**What is needed:** Repeat the entries verbatim.

(Records from a collection)
--

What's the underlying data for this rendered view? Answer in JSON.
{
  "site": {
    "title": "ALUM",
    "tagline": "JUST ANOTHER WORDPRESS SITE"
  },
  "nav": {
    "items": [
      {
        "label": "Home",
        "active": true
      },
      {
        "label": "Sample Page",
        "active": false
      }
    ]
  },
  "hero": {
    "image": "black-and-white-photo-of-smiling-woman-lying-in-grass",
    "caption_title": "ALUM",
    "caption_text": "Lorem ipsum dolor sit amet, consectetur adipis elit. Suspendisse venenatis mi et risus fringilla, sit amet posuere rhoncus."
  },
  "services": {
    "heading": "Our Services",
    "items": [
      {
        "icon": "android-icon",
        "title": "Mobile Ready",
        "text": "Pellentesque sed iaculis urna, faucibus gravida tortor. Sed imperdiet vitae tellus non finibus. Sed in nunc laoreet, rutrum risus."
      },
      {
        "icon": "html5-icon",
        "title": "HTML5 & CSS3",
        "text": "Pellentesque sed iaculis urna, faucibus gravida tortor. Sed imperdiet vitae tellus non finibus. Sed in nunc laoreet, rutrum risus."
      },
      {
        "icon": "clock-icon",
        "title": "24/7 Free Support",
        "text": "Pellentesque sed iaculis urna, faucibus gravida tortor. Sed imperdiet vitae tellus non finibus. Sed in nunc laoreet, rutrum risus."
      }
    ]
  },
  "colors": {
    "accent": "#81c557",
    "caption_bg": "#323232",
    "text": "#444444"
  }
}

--

**Solution to this task:**
What's the underlying data for this rendered view? Answer in JSON.
{
  "site": {
    "title": "ALUM",
    "tagline": "JUST ANOTHER WORDPRESS SITE"
  },
  "nav": {
    "items": [
      {
        "label": "Home",
        "active": true
      },
      {
        "label": "Sample Page",
        "active": false
      }
    ]
  },
  "hero": {
    "image": "black-and-white-photo-of-smiling-woman-lying-in-grass",
    "caption_title": "ALUM",
    "caption_text": "Lorem ipsum dolor sit amet, consectetur adipis elit. Suspendisse venenatis mi et risus fringilla, sit amet posuere rhoncus."
  },
  "services": {
    "heading": "Our Services",
    "items": [
      {
        "icon": "android-icon",
        "title": "Mobile Ready",
        "text": "Pellentesque sed iaculis urna, faucibus gravida tortor. Sed imperdiet vitae tellus non finibus. Sed in nunc laoreet, rutrum risus."
      },
      {
        "icon": "html5-icon",
        "title": "HTML5 & CSS3",
        "text": "Pellentesque sed iaculis urna, faucibus gravida tortor. Sed imperdiet vitae tellus non finibus. Sed in nunc laoreet, rutrum risus."
      },
      {
        "icon": "clock-icon",
        "title": "24/7 Free Support",
        "text": "Pellentesque sed iaculis urna, faucibus gravida tortor. Sed imperdiet vitae tellus non finibus. Sed in nunc laoreet, rutrum risus."
      }
    ]
  },
  "colors": {
    "accent": "#81c557",
    "caption_bg": "#323232",
    "text": "#444444"
  }
}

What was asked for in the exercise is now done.